The fatal sinking of MV Conception occurred on September 2, 2019, when the 22.86m (75ft)” live aboard” dive boat caught fire and eventually sank off the coast of Santa Cruz Island, California, United States. Officials believed that all of the 33 passengers and the one crew-member sleeping below decks had died from smoke inhalation before they were burned or drowned.
The first reaction of a seafarer when a fire erupts at sea is to prevent it from spreading and extinguish it if possible. An immediate response consisting of proper individual responses, from the time when a fire is discovered, would eliminate indecision and waste of valuable time in the beginning of a fire emergency. Knowing that a fire has not been fought despite the efforts in conducting the immediate response or when it is only discovered at a stage when the individual response may not be helpful, participation of the entire crew in the undertaking of the organisational response becomes necessary to fight the fire. This response consists of different organised procedures led by the Master of the vessel.
There is speculation that there was no crew member on watch and this fire on board came from the accommodation space and not the engine room. Contemporary standards of today are more onerous that they were in the 1970s and 1980s, however we are still using these vessels today in many cases without an upgrade. The MV Conception was built in California, 1981, to accommodate up to 46 people. This is a lot of berthed passengers and crew for a 22m vessel.
The vessel’s electrical system wasn’t built to cope with the way we all use technology today and charge dozens of phones, batteries and cameras. Those outlets are now the focus of an intense investigation as federal officials try to determine the cause of the worst maritime disaster in modern California history. One of the crew members, Ryan Sims, has filed a lawsuit against the Conception’s owners, alleging the company, Truth Aquatics Inc., Worldwide Diving Adventures and boat owner failed to properly train crew members, give adequate safety or medical equipment and provide safety rules.
Accidents must be investigated and their causes found to prevent the same injuries from happening again to someone else. With all incidents its never just one thing that causes the incident, it is combination of many factors. In the immediate aftermath the investigators have raised questions regarding the following:
What can we learn?

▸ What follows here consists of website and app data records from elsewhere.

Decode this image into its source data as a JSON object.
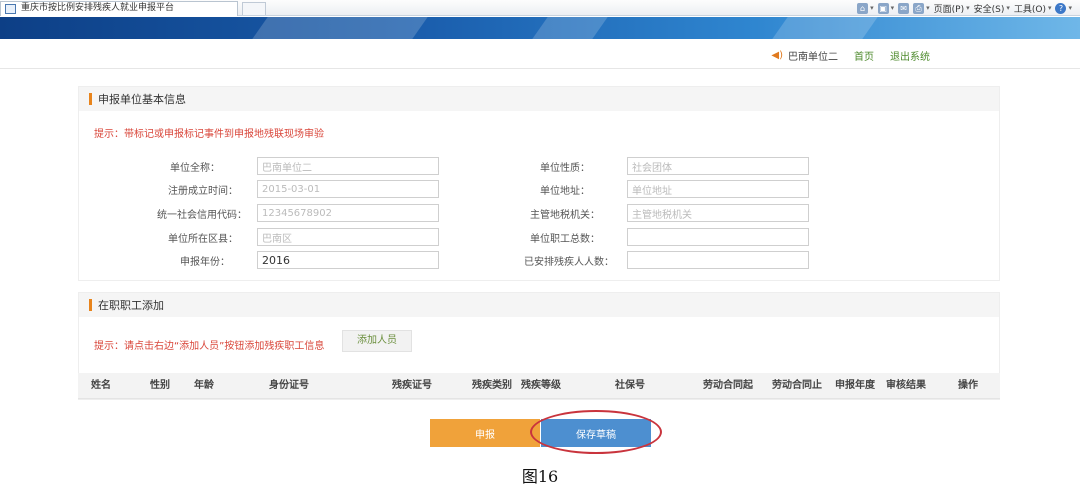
{
  "browser": {
    "tab_title": "重庆市按比例安排残疾人就业申报平台",
    "toolbar": [
      {
        "icon": "home-icon",
        "label": ""
      },
      {
        "icon": "feed-icon",
        "label": ""
      },
      {
        "icon": "mail-icon",
        "label": ""
      },
      {
        "icon": "print-icon",
        "label": ""
      },
      {
        "icon": "page-icon",
        "label": "页面(P)"
      },
      {
        "icon": "security-icon",
        "label": "安全(S)"
      },
      {
        "icon": "tools-icon",
        "label": "工具(O)"
      },
      {
        "icon": "help-icon",
        "label": ""
      }
    ]
  },
  "topnav": {
    "user_name": "巴南单位二",
    "home_link": "首页",
    "logout_link": "退出系统"
  },
  "unit_info": {
    "section_title": "申报单位基本信息",
    "hint": "提示：带标记或申报标记事件到申报地残联现场审验",
    "fields": {
      "unit_name": {
        "label": "单位全称：",
        "value": "巴南单位二"
      },
      "unit_type": {
        "label": "单位性质：",
        "value": "社会团体"
      },
      "reg_date": {
        "label": "注册成立时间：",
        "value": "2015-03-01"
      },
      "unit_address": {
        "label": "单位地址：",
        "value": "单位地址"
      },
      "credit_code": {
        "label": "统一社会信用代码：",
        "value": "12345678902"
      },
      "authority": {
        "label": "主管地税机关：",
        "value": "主管地税机关"
      },
      "district": {
        "label": "单位所在区县：",
        "value": "巴南区"
      },
      "staff_total": {
        "label": "单位职工总数：",
        "value": ""
      },
      "year": {
        "label": "申报年份：",
        "value": "2016"
      },
      "disabled_count": {
        "label": "已安排残疾人人数：",
        "value": ""
      }
    }
  },
  "staff_section": {
    "section_title": "在职职工添加",
    "hint": "提示：请点击右边“添加人员”按钮添加残疾职工信息",
    "add_button": "添加人员",
    "columns": [
      "姓名",
      "性别",
      "年龄",
      "身份证号",
      "残疾证号",
      "残疾类别",
      "残疾等级",
      "社保号",
      "劳动合同起",
      "劳动合同止",
      "申报年度",
      "审核结果",
      "操作"
    ]
  },
  "actions": {
    "submit": "申报",
    "save_draft": "保存草稿"
  },
  "caption": "图16",
  "colors": {
    "accent_orange": "#f0a23a",
    "accent_blue": "#4d8fd0",
    "hint_red": "#d9463a",
    "highlight_circle": "#c9343d"
  }
}
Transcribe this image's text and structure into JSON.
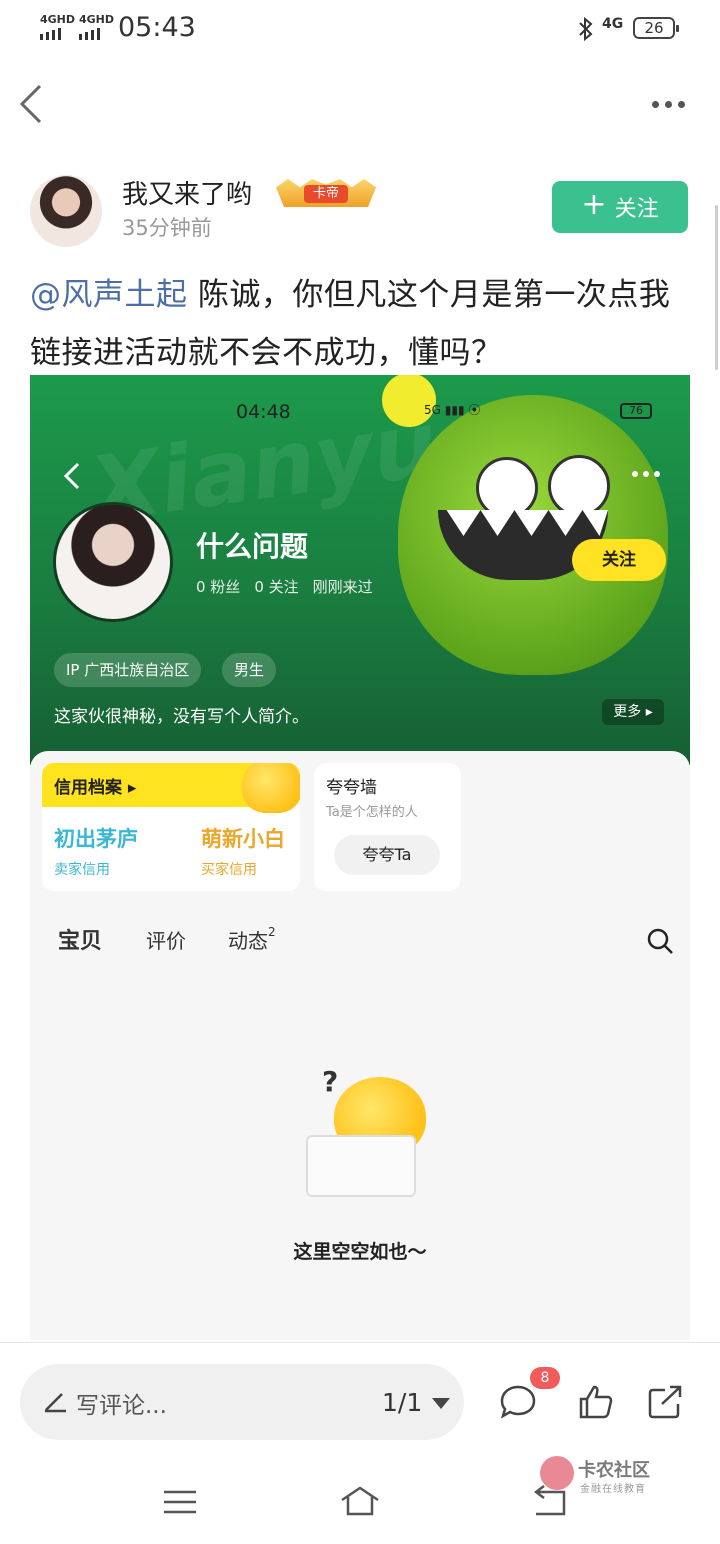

A new vessel like this today meeting current NSCV requirements, would be installed with structural fire protection, fixed fire systems, fire detection systems and additional emergency exits. It is possible that a vessel built prior to the USL Code, could operate still today without these measures installed. If a vessel has short comings with meeting contemporary safety requirements, there should be a greater focus on safety management.
Lithium cells and batteries offer many advantages compared to other power sources, however, high-energy devices shall be considered hazardous at all times.
Immediately after the incident, the US Coast Guard issued a Safety Bulletin and this should be a trigger for Australian vessel operators to also consider the following:
All of the above measures cannot be feasible or effective unless the available resources and personnel are adequately prepared to carry out such activities in the event of a fire at sea.
How do you charge your phones on board?
Chargers, whether for cameras, laptops, cell phones or tablets, have become a necessity of modern life. The convenience of leaving devices plugged in has made it a common practice. These chargers are constantly drawing power, though not as much as they would if they were turned on. It could lead to a risk of fire either through heat buildup or a short circuit.
The risk results from the way chargers extract their power. Chargers convert alternating current, or AC, to direct current, or DC, from the outlet using transformer circuits. These consist of two coils, one small and one large that loop around and use an electromagnetic field to influence each other. When you unplug your device from the charger, this breaks the circuit on the smaller coil, but the larger coil continues to move electrons. This causes a little bit of power to leak into the charger even if it is not connected to any device. Power can also be drawn out if there is an LED present in the charger, as this causes more resistance.
While pulling power does not cause an immediate danger, the side effects could be enough to cause a spark. The transformer circuit releases heat when converting AC to DC. The heat can slowly accumulate and cause nearby fabric or wood to ignite. Such an incident could be even more likely when a device is actually connected to a charger, as an unconnected charger will not accumulate enough heat for this to happen. That is why it’s safer to charge your devices on cool surfaces and away from flammable objects.
However, chargers not connected to any devices can still pull in power. If there happens to be enough water or moisture in the air, it can short-circuit the transformer. During a short circuit, abnormal connections within the circuit cause an excessive amount of current to pass through the charger, which overheats the circuits and could potentially start a fire.
Perhaps operators should develop a policy regarding charging phones on board.
The importance of checking the condition of personal electrical equipment;
Maritime Survey Australia